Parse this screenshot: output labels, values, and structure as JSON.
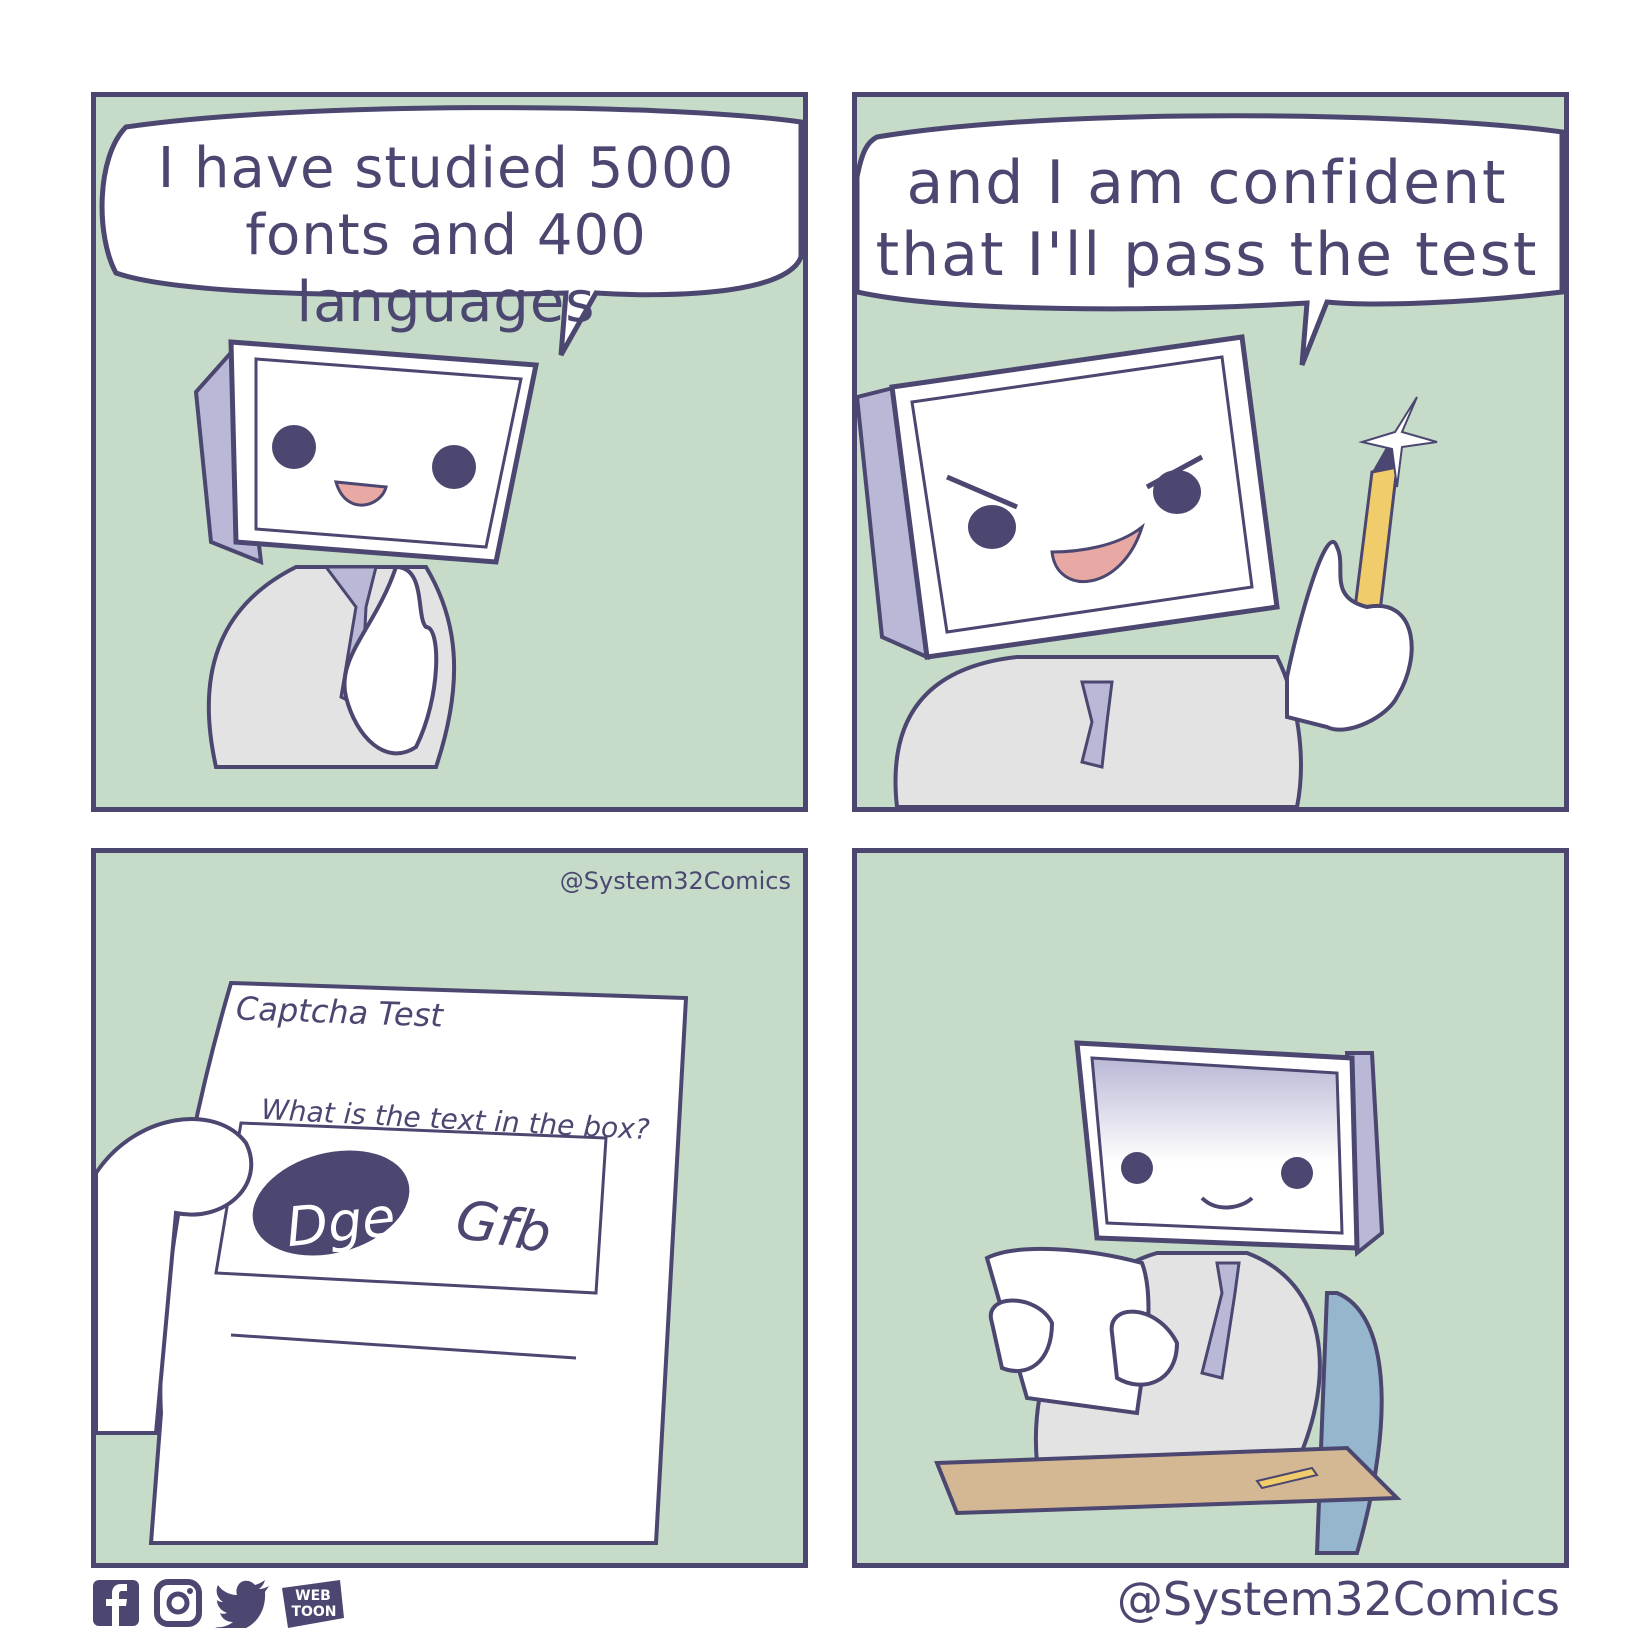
{
  "panels": [
    {
      "speech": [
        "I have studied 5000",
        "fonts and 400 languages"
      ]
    },
    {
      "speech": [
        "and I am confident",
        "that I'll pass the test"
      ]
    },
    {
      "watermark": "@System32Comics",
      "paper": {
        "title": "Captcha Test",
        "question": "What is the text in the box?",
        "captcha_covered": "Dge 2",
        "captcha_visible": "Gfb"
      }
    },
    {}
  ],
  "footer": {
    "handle": "@System32Comics",
    "icons": [
      "facebook-icon",
      "instagram-icon",
      "twitter-icon",
      "webtoon-icon"
    ],
    "webtoon_label_top": "WEB",
    "webtoon_label_bottom": "TOON"
  },
  "colors": {
    "ink": "#4b4770",
    "panel_bg": "#c6dcc8",
    "monitor": "#b9b8d6",
    "suit": "#e3e3e3",
    "tongue": "#e8a9a4",
    "pencil": "#f0cc6a",
    "desk": "#d4b894",
    "chair": "#95b6cc"
  }
}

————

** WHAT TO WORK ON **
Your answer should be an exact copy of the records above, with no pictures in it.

** EXERCISE RESULT **
Parse this screenshot: output labels, values, and structure as JSON.
{
  "panels": [
    {
      "speech": [
        "I have studied 5000",
        "fonts and 400 languages"
      ]
    },
    {
      "speech": [
        "and I am confident",
        "that I'll pass the test"
      ]
    },
    {
      "watermark": "@System32Comics",
      "paper": {
        "title": "Captcha Test",
        "question": "What is the text in the box?",
        "captcha_covered": "Dge 2",
        "captcha_visible": "Gfb"
      }
    },
    {}
  ],
  "footer": {
    "handle": "@System32Comics",
    "icons": [
      "facebook-icon",
      "instagram-icon",
      "twitter-icon",
      "webtoon-icon"
    ],
    "webtoon_label_top": "WEB",
    "webtoon_label_bottom": "TOON"
  },
  "colors": {
    "ink": "#4b4770",
    "panel_bg": "#c6dcc8",
    "monitor": "#b9b8d6",
    "suit": "#e3e3e3",
    "tongue": "#e8a9a4",
    "pencil": "#f0cc6a",
    "desk": "#d4b894",
    "chair": "#95b6cc"
  }
}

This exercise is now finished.